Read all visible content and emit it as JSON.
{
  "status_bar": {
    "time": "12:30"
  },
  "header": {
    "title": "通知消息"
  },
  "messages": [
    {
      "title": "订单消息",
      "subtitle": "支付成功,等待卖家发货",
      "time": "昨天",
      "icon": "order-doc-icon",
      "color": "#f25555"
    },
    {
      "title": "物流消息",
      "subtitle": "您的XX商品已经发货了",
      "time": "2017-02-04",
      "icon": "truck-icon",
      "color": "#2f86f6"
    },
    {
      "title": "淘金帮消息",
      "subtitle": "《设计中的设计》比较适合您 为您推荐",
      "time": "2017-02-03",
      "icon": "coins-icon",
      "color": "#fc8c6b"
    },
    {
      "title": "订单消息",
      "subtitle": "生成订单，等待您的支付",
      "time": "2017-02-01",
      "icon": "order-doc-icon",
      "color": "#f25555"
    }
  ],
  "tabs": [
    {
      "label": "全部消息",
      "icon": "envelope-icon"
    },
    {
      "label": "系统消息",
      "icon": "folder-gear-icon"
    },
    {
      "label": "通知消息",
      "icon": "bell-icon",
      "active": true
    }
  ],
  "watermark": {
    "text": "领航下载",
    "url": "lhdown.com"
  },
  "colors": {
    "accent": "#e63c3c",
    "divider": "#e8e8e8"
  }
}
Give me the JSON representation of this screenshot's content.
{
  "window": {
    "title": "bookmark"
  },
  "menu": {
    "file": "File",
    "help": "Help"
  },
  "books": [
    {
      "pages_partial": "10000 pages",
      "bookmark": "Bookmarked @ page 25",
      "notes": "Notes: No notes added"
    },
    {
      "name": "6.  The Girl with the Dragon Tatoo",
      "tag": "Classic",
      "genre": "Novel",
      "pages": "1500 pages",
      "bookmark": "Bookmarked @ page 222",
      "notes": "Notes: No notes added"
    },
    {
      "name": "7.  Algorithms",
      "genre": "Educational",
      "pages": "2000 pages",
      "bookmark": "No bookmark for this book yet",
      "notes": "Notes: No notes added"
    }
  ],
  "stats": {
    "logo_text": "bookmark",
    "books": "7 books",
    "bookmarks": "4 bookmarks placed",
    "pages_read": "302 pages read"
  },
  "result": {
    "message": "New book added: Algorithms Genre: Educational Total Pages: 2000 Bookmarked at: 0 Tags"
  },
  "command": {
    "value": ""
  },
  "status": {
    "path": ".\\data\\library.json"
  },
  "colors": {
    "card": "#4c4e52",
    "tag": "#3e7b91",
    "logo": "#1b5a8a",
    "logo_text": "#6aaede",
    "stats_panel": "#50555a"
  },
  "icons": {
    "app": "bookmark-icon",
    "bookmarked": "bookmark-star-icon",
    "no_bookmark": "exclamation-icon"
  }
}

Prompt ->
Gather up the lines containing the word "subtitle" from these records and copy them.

Worked solution ->
      "subtitle": "支付成功,等待卖家发货",
      "subtitle": "您的XX商品已经发货了",
      "subtitle": "《设计中的设计》比较适合您 为您推荐",
      "subtitle": "生成订单，等待您的支付",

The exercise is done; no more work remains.